Sudden death/sudden experience:

Sudden death/sudden experience is grief that happens from an event that was not expected. The reaction to this type of grief can feel like a trauma because nothing has prepared us for the event.

Full awareness of a major loss can happen suddenly or over a few days or weeks. While an expected loss (such as a death after a long illness) can take a short time to absorb, a sudden or tragic loss can take more time. Similarly, it can take time to grasp the reality of a loss that doesn’t affect your daily routine, such as a death in a distant city or a diagnosis of a cancer that doesn’t yet make you feel ill.


What situations can cause grief

Grief is, quite simply put, a response to loss. The loss can be of something tangible or intangible.

  • Loss of a job
  • Loss of a home or moving
  • Change in marital status
  • Change in stage of life
  • Health issues
  • Death


Common symptoms of Grief:

A wide range of feelings and symptoms are common during grieving. While you are feeling shock, numbness, sadness, anger, guilt, anxiety, or fear, you may also find moments of relief, peace, or happiness. And although grieving is not simply sadness, “the blues,” or depression, you may become depressed or overly anxious during the grieving process.

The stress of grief and grieving can take a physical toll on your body. Sleeplessness is common, as is a weakened immune system over time. If you have a chronic illness, grieving can make your condition worse


What are the stages of grief?


In this stage, the world becomes meaningless and overwhelming. Life makes no sense. We are in a state of shock


Anger is a necessary stage of the healing process. Be willing to feel your anger, even though it may seem endless.


“Please God, ”


Empty feelings present themselves, and grief enters our lives on a deeper level, deeper than we ever imagined. This depressive stage feels as though it will last forever.

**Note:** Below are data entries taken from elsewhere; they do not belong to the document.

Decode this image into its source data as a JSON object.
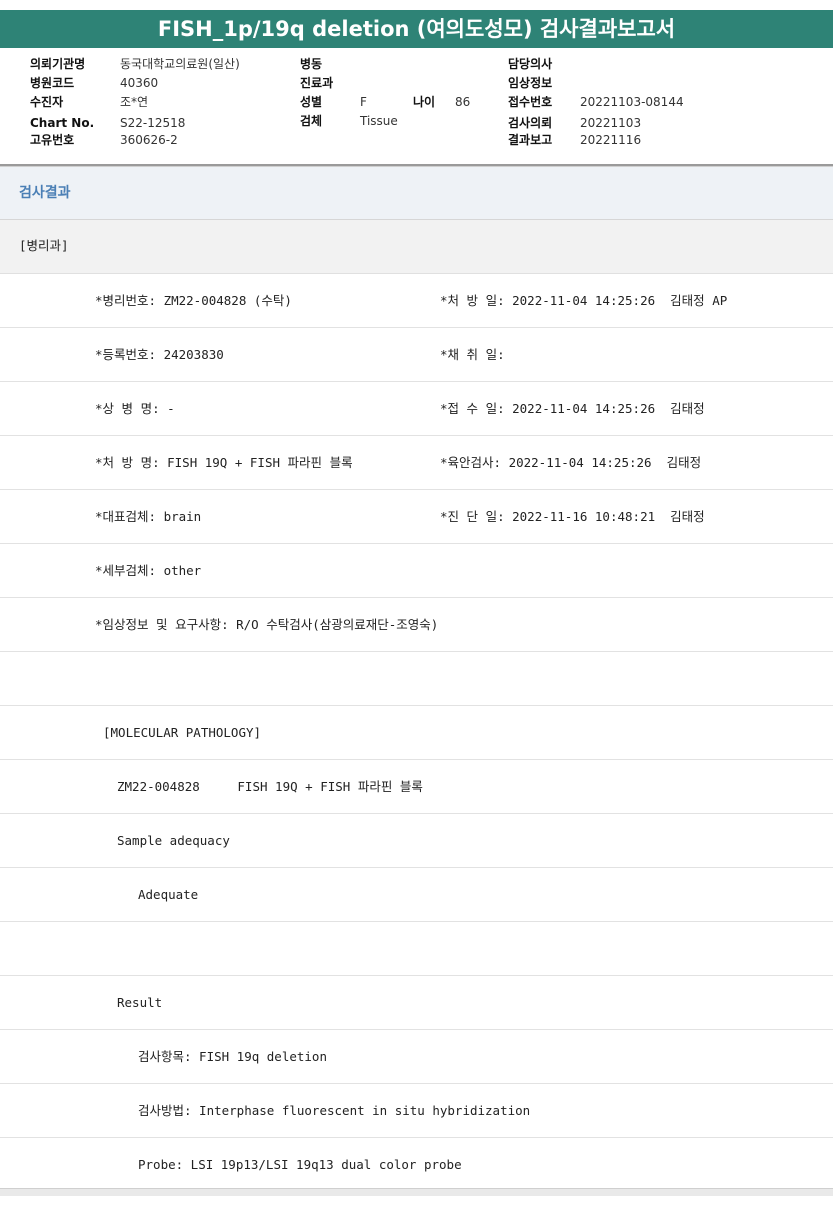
{
  "report": {
    "title": "FISH_1p/19q deletion (여의도성모) 검사결과보고서"
  },
  "header_info": {
    "col1": [
      {
        "label": "의뢰기관명",
        "value": "동국대학교의료원(일산)"
      },
      {
        "label": "병원코드",
        "value": "40360"
      },
      {
        "label": "수진자",
        "value": "조*연"
      },
      {
        "label": "Chart No.",
        "value": "S22-12518"
      },
      {
        "label": "고유번호",
        "value": "360626-2"
      }
    ],
    "col2": [
      {
        "label": "병동",
        "value": ""
      },
      {
        "label": "진료과",
        "value": ""
      },
      {
        "label": "성별",
        "value": "F"
      },
      {
        "label": "검체",
        "value": "Tissue"
      }
    ],
    "age": {
      "label": "나이",
      "value": "86"
    },
    "col3": [
      {
        "label": "담당의사",
        "value": ""
      },
      {
        "label": "임상정보",
        "value": ""
      },
      {
        "label": "접수번호",
        "value": "20221103-08144"
      },
      {
        "label": "검사의뢰",
        "value": "20221103"
      },
      {
        "label": "결과보고",
        "value": "20221116"
      }
    ]
  },
  "section": {
    "title": "검사결과",
    "department": "[병리과]"
  },
  "rows": [
    {
      "left": "*병리번호: ZM22-004828 (수탁)",
      "right": "*처 방 일: 2022-11-04 14:25:26  김태정 AP"
    },
    {
      "left": "*등록번호: 24203830",
      "right": "*채 취 일:"
    },
    {
      "left": "*상 병 명: -",
      "right": "*접 수 일: 2022-11-04 14:25:26  김태정"
    },
    {
      "left": "*처 방 명: FISH 19Q + FISH 파라핀 블록",
      "right": "*육안검사: 2022-11-04 14:25:26  김태정"
    },
    {
      "left": "*대표검체: brain",
      "right": "*진 단 일: 2022-11-16 10:48:21  김태정"
    },
    {
      "left": "*세부검체: other",
      "right": ""
    },
    {
      "left": "*임상정보 및 요구사항: R/O 수탁검사(삼광의료재단-조영숙)",
      "right": ""
    }
  ],
  "result_lines": [
    "",
    "[MOLECULAR PATHOLOGY]",
    "ZM22-004828     FISH 19Q + FISH 파라핀 블록",
    "Sample adequacy",
    "Adequate",
    "",
    "Result",
    "검사항목: FISH 19q deletion",
    "검사방법: Interphase fluorescent in situ hybridization",
    "Probe: LSI 19p13/LSI 19q13 dual color probe"
  ]
}
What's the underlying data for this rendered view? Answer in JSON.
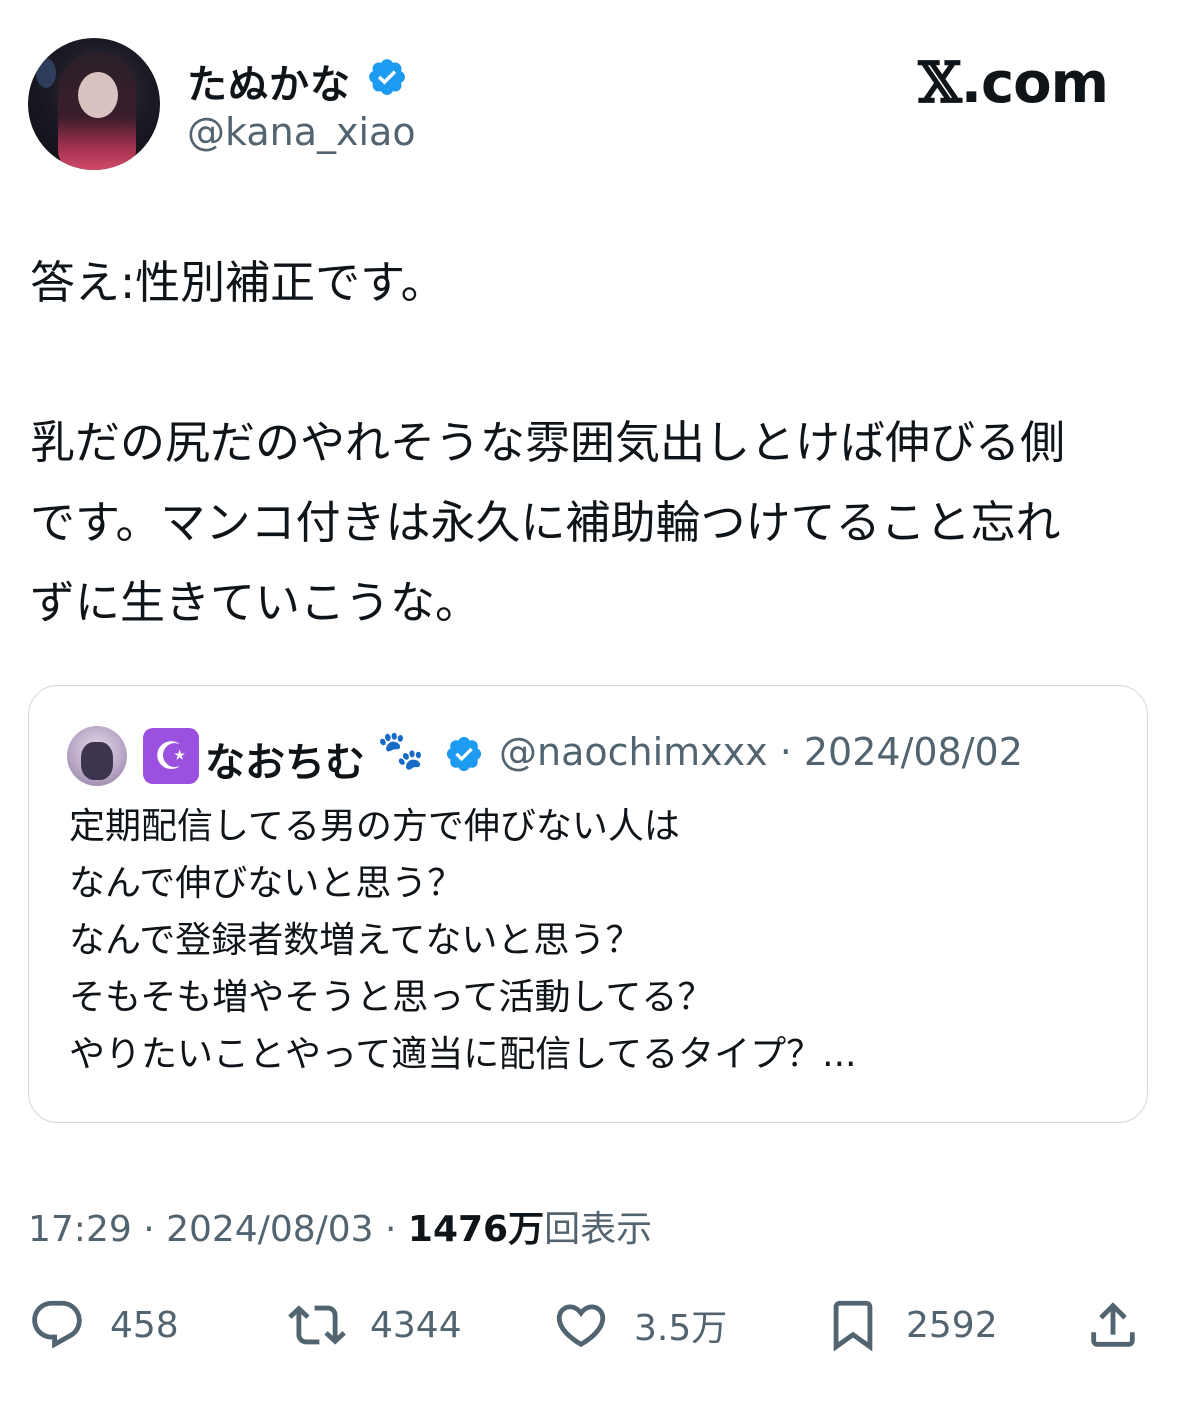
{
  "author": {
    "display_name": "たぬかな",
    "handle": "@kana_xiao"
  },
  "brand": {
    "x_glyph": "𝕏",
    "suffix": ".com"
  },
  "tweet": {
    "paragraphs": [
      "答え:性別補正です。",
      "乳だの尻だのやれそうな雰囲気出しとけば伸びる側",
      "です。マンコ付きは永久に補助輪つけてること忘れ",
      "ずに生きていこうな。"
    ]
  },
  "quote": {
    "emoji": "☪",
    "name": "なおちむ",
    "paw": "🐾",
    "handle_date": "@naochimxxx · 2024/08/02",
    "lines": [
      "定期配信してる男の方で伸びない人は",
      "なんで伸びないと思う？",
      "なんで登録者数増えてないと思う？",
      "そもそも増やそうと思って活動してる？",
      "やりたいことやって適当に配信してるタイプ？..."
    ]
  },
  "meta": {
    "time_date": "17:29 · 2024/08/03 · ",
    "views_count": "1476万",
    "views_label": "回表示"
  },
  "actions": {
    "replies": "458",
    "reposts": "4344",
    "likes": "3.5万",
    "bookmarks": "2592"
  },
  "colors": {
    "verified_blue": "#1d9bf0",
    "secondary_text": "#536471",
    "border": "#cfd9de"
  }
}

It’s important to understand that this depression is not a sign of mental illness.


It is the new norm.


When should I seek help?

If you are experiencing any of these symptoms months or years after a loss, you may be stuck in grieving or depression:

  • You spend much of your time thinking about your loss, even to the point of ignoring daily responsibilities.
  • Active grieving continues for months or years; you feel sad, hopeless or angry most of the time.
  • You have lost interest in daily activities or relationships.
  • You feel guilty that you are still alive, or you feel guilty if you start to feel better, as if you are betraying your loved one.